===== Exercise materials

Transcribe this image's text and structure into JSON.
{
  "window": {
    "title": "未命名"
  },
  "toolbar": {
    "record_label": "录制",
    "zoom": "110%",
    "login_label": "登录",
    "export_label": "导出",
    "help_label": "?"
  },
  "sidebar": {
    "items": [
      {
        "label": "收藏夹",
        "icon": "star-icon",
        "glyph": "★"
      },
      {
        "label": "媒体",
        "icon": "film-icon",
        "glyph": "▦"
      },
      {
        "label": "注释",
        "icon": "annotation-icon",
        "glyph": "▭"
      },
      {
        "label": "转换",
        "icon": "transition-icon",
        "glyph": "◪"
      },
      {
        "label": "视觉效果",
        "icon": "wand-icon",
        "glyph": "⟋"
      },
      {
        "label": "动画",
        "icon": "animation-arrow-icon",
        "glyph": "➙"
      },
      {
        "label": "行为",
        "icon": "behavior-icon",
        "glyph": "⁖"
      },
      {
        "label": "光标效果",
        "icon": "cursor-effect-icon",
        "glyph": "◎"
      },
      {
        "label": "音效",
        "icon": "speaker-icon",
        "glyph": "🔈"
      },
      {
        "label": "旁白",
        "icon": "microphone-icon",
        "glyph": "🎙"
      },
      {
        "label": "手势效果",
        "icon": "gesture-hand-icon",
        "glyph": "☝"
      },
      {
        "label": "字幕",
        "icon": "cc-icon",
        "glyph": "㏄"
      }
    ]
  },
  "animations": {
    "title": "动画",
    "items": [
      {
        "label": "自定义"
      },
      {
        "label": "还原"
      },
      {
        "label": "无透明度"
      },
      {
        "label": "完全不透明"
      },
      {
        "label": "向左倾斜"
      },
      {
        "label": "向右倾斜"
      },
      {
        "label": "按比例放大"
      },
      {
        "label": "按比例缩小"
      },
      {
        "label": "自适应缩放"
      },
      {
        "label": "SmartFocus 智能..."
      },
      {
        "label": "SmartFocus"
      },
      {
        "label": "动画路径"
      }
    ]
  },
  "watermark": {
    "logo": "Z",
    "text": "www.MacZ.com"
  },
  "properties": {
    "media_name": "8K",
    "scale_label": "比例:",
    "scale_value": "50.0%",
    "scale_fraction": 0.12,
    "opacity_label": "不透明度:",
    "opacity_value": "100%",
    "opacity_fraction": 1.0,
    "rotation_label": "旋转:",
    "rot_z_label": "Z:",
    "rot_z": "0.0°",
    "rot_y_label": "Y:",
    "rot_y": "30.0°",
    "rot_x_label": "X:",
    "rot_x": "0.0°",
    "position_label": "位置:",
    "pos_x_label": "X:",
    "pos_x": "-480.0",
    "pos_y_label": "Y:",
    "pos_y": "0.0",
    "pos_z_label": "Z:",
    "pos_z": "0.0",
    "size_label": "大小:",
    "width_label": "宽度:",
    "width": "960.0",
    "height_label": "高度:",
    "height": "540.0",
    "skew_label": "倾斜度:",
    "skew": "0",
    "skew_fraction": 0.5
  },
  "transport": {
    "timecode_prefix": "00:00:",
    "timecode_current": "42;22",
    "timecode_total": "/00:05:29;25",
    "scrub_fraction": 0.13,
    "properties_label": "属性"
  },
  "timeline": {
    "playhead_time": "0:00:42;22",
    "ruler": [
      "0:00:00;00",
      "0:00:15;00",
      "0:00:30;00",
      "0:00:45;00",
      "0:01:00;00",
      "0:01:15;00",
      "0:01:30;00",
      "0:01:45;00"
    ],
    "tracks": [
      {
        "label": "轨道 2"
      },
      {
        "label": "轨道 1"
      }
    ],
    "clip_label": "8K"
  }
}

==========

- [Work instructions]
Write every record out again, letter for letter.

- [Exercise result]
Transcribe this image's text and structure into JSON.
{
  "window": {
    "title": "未命名"
  },
  "toolbar": {
    "record_label": "录制",
    "zoom": "110%",
    "login_label": "登录",
    "export_label": "导出",
    "help_label": "?"
  },
  "sidebar": {
    "items": [
      {
        "label": "收藏夹",
        "icon": "star-icon",
        "glyph": "★"
      },
      {
        "label": "媒体",
        "icon": "film-icon",
        "glyph": "▦"
      },
      {
        "label": "注释",
        "icon": "annotation-icon",
        "glyph": "▭"
      },
      {
        "label": "转换",
        "icon": "transition-icon",
        "glyph": "◪"
      },
      {
        "label": "视觉效果",
        "icon": "wand-icon",
        "glyph": "⟋"
      },
      {
        "label": "动画",
        "icon": "animation-arrow-icon",
        "glyph": "➙"
      },
      {
        "label": "行为",
        "icon": "behavior-icon",
        "glyph": "⁖"
      },
      {
        "label": "光标效果",
        "icon": "cursor-effect-icon",
        "glyph": "◎"
      },
      {
        "label": "音效",
        "icon": "speaker-icon",
        "glyph": "🔈"
      },
      {
        "label": "旁白",
        "icon": "microphone-icon",
        "glyph": "🎙"
      },
      {
        "label": "手势效果",
        "icon": "gesture-hand-icon",
        "glyph": "☝"
      },
      {
        "label": "字幕",
        "icon": "cc-icon",
        "glyph": "㏄"
      }
    ]
  },
  "animations": {
    "title": "动画",
    "items": [
      {
        "label": "自定义"
      },
      {
        "label": "还原"
      },
      {
        "label": "无透明度"
      },
      {
        "label": "完全不透明"
      },
      {
        "label": "向左倾斜"
      },
      {
        "label": "向右倾斜"
      },
      {
        "label": "按比例放大"
      },
      {
        "label": "按比例缩小"
      },
      {
        "label": "自适应缩放"
      },
      {
        "label": "SmartFocus 智能..."
      },
      {
        "label": "SmartFocus"
      },
      {
        "label": "动画路径"
      }
    ]
  },
  "watermark": {
    "logo": "Z",
    "text": "www.MacZ.com"
  },
  "properties": {
    "media_name": "8K",
    "scale_label": "比例:",
    "scale_value": "50.0%",
    "scale_fraction": 0.12,
    "opacity_label": "不透明度:",
    "opacity_value": "100%",
    "opacity_fraction": 1.0,
    "rotation_label": "旋转:",
    "rot_z_label": "Z:",
    "rot_z": "0.0°",
    "rot_y_label": "Y:",
    "rot_y": "30.0°",
    "rot_x_label": "X:",
    "rot_x": "0.0°",
    "position_label": "位置:",
    "pos_x_label": "X:",
    "pos_x": "-480.0",
    "pos_y_label": "Y:",
    "pos_y": "0.0",
    "pos_z_label": "Z:",
    "pos_z": "0.0",
    "size_label": "大小:",
    "width_label": "宽度:",
    "width": "960.0",
    "height_label": "高度:",
    "height": "540.0",
    "skew_label": "倾斜度:",
    "skew": "0",
    "skew_fraction": 0.5
  },
  "transport": {
    "timecode_prefix": "00:00:",
    "timecode_current": "42;22",
    "timecode_total": "/00:05:29;25",
    "scrub_fraction": 0.13,
    "properties_label": "属性"
  },
  "timeline": {
    "playhead_time": "0:00:42;22",
    "ruler": [
      "0:00:00;00",
      "0:00:15;00",
      "0:00:30;00",
      "0:00:45;00",
      "0:01:00;00",
      "0:01:15;00",
      "0:01:30;00",
      "0:01:45;00"
    ],
    "tracks": [
      {
        "label": "轨道 2"
      },
      {
        "label": "轨道 1"
      }
    ],
    "clip_label": "8K"
  }
}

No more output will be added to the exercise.